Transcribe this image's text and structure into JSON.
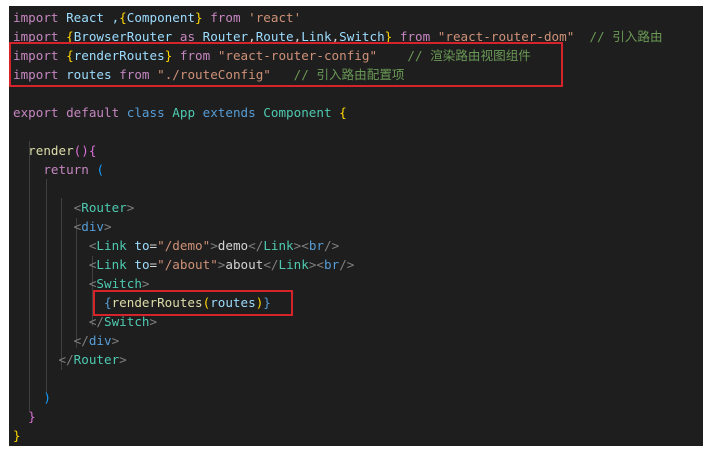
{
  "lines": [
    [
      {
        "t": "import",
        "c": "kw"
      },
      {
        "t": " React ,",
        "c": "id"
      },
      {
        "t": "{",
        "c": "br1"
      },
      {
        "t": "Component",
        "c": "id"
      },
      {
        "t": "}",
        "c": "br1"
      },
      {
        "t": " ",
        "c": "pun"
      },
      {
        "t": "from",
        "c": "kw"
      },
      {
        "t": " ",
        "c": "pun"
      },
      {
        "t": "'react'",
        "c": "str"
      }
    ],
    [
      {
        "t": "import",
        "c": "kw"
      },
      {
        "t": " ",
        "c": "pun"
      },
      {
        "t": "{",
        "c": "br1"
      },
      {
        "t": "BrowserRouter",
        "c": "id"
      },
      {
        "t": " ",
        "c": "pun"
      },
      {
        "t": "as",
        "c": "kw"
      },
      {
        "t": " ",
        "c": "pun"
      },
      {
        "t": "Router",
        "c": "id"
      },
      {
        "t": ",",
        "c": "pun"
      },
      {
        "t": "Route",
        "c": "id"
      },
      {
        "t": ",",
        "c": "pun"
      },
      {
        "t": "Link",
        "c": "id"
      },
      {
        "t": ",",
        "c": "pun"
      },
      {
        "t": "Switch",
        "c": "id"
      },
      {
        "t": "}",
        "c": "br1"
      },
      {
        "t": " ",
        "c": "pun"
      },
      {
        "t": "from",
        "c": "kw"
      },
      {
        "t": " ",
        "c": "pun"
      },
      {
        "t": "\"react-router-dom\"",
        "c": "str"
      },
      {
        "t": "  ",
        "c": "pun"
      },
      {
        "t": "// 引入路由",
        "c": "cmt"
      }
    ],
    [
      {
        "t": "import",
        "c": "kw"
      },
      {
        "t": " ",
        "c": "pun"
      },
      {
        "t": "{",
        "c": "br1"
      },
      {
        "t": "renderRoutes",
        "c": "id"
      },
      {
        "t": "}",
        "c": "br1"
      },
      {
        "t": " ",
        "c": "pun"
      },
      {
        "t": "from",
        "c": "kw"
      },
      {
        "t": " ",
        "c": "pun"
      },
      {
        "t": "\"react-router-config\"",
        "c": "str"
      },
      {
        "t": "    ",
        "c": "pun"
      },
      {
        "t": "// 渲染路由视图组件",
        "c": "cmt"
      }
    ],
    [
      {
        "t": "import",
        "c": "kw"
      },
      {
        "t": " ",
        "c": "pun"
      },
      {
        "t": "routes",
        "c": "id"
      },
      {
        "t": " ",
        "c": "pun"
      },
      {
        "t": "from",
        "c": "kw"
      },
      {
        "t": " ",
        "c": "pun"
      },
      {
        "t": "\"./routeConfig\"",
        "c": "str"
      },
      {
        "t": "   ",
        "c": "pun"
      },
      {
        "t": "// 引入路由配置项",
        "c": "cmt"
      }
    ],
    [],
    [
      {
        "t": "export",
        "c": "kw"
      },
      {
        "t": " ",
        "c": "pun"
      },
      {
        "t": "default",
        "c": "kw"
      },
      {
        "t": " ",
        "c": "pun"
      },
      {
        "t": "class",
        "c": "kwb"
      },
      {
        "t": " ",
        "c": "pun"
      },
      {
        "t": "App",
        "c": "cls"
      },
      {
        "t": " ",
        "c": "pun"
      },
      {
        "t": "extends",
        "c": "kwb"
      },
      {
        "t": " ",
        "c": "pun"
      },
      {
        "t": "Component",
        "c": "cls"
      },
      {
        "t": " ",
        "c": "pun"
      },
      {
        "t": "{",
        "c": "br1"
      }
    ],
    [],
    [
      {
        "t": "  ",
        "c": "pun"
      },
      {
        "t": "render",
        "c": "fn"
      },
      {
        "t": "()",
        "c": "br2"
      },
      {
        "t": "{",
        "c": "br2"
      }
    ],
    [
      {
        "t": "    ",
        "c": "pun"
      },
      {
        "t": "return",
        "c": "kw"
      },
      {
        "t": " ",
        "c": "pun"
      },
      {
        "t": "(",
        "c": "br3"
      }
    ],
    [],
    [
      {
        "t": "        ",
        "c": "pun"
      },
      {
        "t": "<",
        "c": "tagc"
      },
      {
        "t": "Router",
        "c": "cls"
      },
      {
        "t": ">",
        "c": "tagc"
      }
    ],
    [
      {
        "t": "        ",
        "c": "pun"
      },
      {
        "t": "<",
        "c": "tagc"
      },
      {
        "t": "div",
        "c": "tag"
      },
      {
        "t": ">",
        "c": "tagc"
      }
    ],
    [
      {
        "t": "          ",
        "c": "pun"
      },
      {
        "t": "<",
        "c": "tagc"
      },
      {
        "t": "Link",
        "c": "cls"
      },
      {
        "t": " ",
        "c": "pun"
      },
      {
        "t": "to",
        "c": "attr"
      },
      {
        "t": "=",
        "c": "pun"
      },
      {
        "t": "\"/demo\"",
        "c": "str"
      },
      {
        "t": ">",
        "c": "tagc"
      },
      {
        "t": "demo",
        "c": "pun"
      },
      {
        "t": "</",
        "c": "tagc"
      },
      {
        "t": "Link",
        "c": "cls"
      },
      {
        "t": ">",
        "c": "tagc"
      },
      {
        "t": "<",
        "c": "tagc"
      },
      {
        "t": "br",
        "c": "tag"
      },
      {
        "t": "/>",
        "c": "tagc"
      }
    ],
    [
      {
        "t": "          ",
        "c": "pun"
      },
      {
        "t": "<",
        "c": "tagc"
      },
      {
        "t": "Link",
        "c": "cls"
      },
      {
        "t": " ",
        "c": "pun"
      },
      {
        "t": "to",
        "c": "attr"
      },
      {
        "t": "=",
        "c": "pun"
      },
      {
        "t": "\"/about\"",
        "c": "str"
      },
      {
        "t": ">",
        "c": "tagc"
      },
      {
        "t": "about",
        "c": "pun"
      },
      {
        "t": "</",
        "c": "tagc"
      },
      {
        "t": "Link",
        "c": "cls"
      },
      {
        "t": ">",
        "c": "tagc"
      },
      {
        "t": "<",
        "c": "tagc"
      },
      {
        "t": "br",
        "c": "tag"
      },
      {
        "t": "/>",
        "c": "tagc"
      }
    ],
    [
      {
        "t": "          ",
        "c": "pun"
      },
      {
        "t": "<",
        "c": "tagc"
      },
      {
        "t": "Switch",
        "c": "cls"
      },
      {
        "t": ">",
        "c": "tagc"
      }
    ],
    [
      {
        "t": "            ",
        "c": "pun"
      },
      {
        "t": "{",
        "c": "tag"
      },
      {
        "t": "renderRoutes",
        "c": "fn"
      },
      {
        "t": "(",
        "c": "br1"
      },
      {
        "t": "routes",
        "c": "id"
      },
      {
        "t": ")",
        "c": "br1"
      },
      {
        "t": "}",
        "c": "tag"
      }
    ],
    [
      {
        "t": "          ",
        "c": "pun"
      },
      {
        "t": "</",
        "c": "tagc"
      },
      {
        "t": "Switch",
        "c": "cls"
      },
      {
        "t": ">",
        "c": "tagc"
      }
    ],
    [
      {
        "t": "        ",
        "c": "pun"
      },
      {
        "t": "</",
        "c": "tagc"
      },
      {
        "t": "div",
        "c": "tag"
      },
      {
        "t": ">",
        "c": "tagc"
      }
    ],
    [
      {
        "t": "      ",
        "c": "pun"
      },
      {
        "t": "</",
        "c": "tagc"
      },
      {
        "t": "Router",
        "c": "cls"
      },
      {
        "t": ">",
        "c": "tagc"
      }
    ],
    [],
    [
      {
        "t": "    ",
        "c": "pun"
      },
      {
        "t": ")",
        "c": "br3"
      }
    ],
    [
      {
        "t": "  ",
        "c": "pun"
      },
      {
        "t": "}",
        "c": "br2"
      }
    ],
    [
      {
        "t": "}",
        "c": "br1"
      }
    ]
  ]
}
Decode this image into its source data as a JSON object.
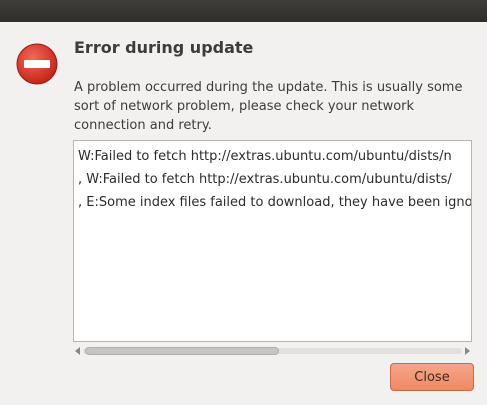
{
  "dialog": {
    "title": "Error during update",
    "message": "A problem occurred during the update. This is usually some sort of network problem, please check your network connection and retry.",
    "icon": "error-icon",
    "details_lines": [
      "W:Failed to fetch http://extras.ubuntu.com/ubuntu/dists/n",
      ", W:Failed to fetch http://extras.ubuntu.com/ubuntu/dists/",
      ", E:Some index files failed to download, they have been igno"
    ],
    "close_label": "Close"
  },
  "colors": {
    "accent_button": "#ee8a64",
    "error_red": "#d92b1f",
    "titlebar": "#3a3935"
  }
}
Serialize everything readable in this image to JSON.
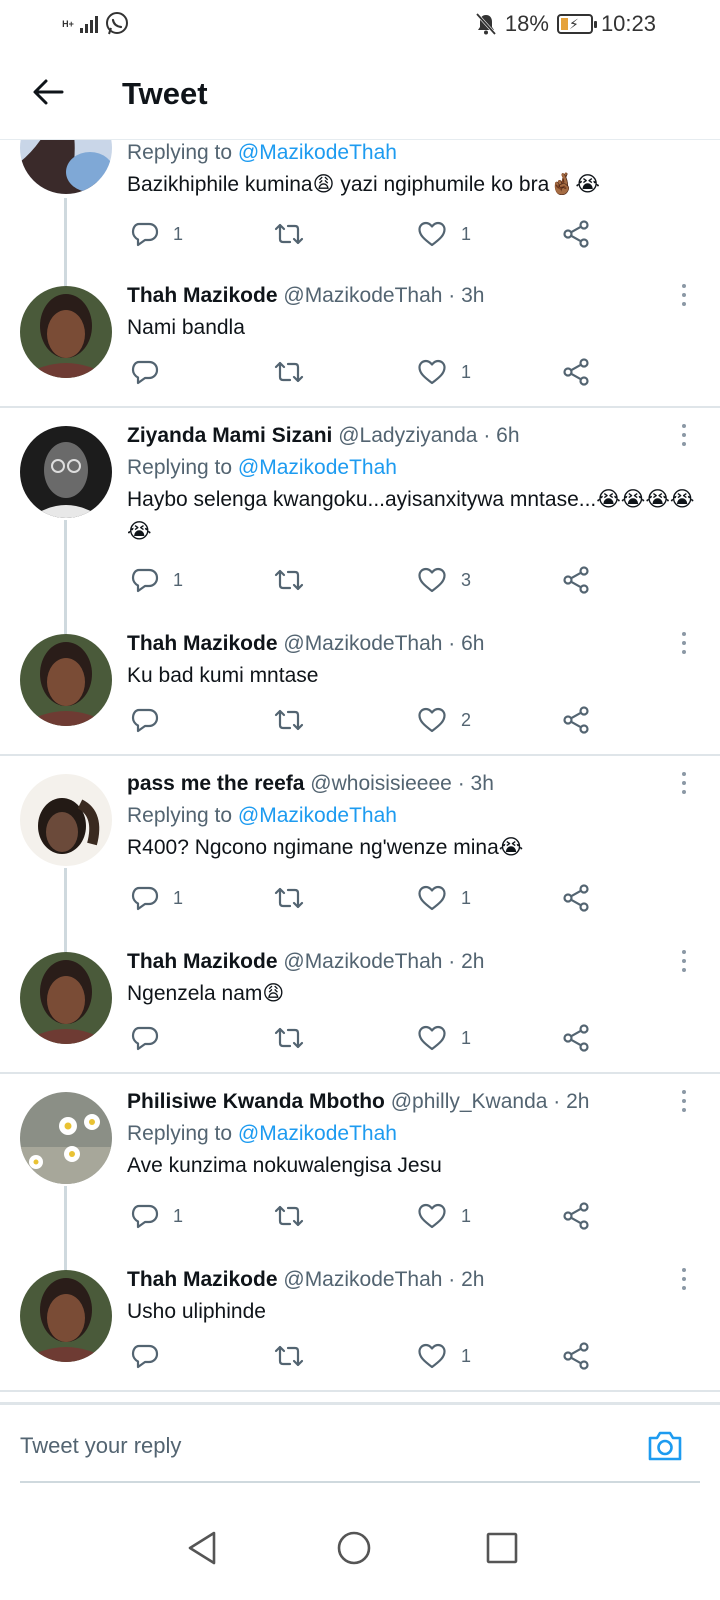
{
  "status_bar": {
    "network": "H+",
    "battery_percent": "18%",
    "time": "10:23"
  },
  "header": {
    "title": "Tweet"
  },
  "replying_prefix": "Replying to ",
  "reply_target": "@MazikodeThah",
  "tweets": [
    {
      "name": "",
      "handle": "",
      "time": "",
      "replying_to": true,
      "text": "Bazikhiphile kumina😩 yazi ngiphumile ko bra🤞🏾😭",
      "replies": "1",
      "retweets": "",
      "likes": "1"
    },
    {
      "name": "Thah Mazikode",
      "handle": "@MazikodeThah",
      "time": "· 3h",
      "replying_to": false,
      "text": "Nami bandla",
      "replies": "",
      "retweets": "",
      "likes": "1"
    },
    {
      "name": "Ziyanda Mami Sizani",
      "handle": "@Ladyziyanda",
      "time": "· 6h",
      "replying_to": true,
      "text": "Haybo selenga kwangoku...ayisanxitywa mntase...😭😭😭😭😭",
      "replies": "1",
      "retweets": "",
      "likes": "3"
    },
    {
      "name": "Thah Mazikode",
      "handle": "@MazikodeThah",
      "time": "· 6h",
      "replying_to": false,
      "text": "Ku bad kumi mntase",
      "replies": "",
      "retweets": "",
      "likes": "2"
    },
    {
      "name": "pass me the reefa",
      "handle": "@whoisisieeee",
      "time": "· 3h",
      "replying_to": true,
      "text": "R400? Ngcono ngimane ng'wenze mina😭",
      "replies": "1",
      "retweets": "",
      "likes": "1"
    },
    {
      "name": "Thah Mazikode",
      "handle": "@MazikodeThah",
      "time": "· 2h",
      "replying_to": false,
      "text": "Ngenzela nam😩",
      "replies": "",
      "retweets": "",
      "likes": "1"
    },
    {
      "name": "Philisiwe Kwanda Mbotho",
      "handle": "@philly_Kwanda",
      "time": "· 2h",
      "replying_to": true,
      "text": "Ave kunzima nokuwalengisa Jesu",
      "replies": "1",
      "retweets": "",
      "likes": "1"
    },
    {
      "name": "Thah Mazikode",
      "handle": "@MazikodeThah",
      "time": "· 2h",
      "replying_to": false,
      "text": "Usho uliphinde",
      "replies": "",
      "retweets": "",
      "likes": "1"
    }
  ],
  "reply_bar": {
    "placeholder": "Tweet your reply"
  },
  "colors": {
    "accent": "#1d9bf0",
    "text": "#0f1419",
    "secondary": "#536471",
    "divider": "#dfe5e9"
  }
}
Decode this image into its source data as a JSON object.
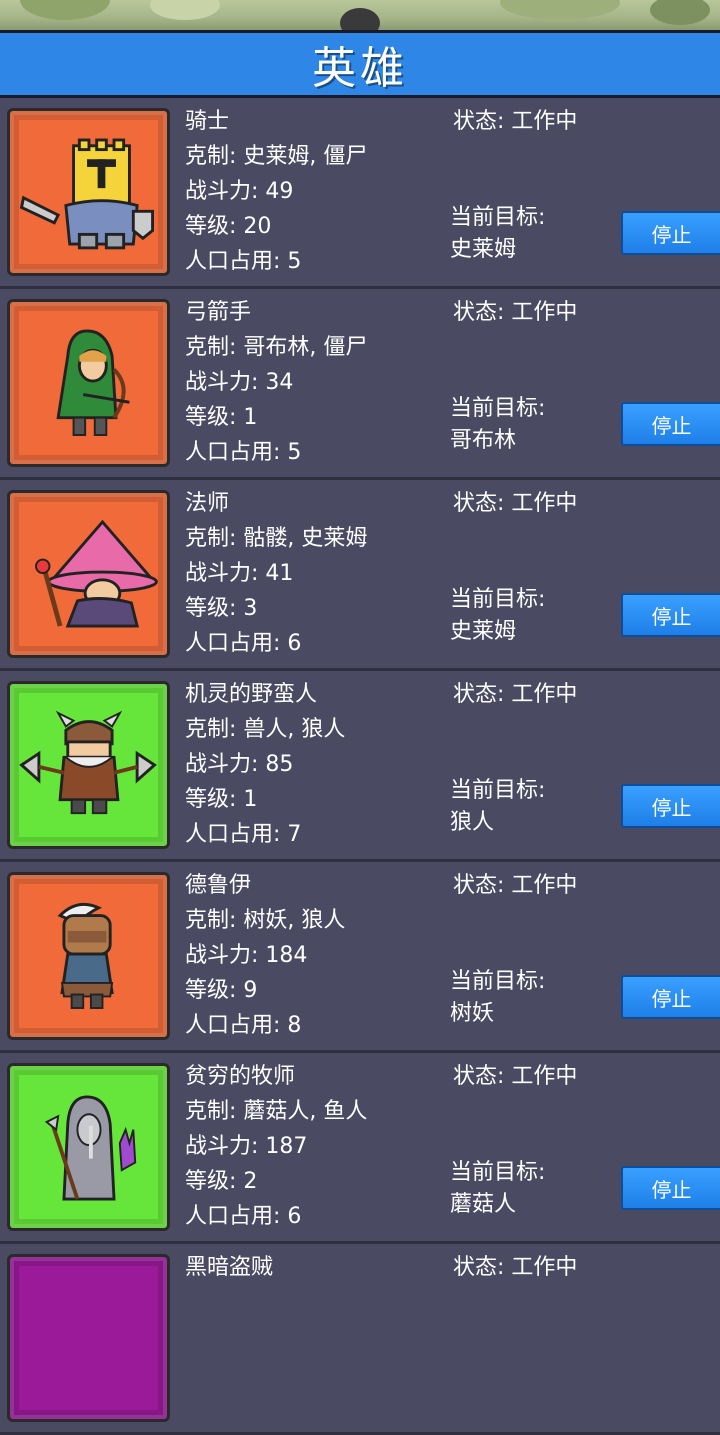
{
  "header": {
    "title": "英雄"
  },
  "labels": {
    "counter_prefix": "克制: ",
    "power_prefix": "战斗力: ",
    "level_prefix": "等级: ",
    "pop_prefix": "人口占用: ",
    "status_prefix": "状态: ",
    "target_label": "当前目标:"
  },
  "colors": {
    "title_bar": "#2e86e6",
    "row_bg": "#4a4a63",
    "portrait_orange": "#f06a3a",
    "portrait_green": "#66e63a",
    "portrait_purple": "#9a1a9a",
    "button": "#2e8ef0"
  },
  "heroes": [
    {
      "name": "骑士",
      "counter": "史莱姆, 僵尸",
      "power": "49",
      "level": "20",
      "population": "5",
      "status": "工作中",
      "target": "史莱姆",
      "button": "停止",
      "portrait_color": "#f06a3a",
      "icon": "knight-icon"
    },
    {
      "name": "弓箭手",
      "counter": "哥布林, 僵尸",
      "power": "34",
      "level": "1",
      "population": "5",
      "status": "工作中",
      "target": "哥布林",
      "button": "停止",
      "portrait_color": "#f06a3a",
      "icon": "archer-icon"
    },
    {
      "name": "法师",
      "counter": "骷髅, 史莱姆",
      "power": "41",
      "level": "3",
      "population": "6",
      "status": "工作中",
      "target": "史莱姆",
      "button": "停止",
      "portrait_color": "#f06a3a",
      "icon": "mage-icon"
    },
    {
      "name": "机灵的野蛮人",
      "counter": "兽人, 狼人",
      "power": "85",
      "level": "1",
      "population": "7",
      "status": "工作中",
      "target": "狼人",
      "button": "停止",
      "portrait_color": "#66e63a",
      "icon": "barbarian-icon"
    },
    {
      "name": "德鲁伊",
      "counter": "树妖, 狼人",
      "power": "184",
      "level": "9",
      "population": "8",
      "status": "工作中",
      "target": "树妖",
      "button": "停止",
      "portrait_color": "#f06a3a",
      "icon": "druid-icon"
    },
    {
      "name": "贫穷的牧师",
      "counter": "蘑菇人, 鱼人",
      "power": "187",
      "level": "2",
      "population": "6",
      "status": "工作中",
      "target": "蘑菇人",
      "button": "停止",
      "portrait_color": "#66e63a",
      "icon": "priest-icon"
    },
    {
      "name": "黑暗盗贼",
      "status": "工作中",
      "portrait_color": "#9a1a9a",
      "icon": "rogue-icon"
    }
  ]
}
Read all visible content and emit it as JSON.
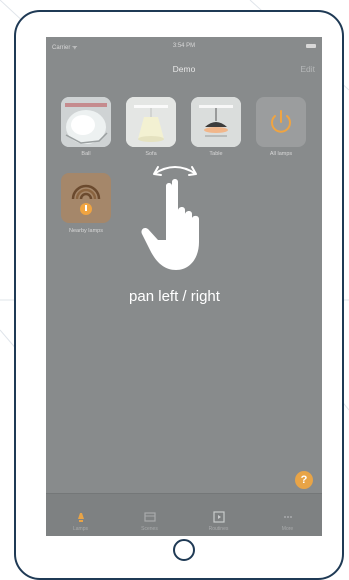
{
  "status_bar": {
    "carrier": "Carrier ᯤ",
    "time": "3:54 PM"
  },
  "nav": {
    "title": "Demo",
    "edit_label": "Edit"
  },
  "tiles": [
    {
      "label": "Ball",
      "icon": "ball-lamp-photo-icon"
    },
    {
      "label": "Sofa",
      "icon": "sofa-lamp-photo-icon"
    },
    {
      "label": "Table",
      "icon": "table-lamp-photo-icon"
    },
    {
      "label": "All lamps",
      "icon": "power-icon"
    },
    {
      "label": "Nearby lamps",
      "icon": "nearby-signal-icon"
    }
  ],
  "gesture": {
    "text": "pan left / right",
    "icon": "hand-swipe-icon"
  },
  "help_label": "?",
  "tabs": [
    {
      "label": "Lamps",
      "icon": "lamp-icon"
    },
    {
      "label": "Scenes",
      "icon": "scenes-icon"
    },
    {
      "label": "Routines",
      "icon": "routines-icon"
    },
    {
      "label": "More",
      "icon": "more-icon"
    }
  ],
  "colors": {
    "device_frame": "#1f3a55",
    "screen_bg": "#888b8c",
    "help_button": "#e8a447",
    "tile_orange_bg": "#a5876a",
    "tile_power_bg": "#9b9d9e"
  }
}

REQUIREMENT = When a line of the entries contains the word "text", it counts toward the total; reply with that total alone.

EXERCISE RESULT = 11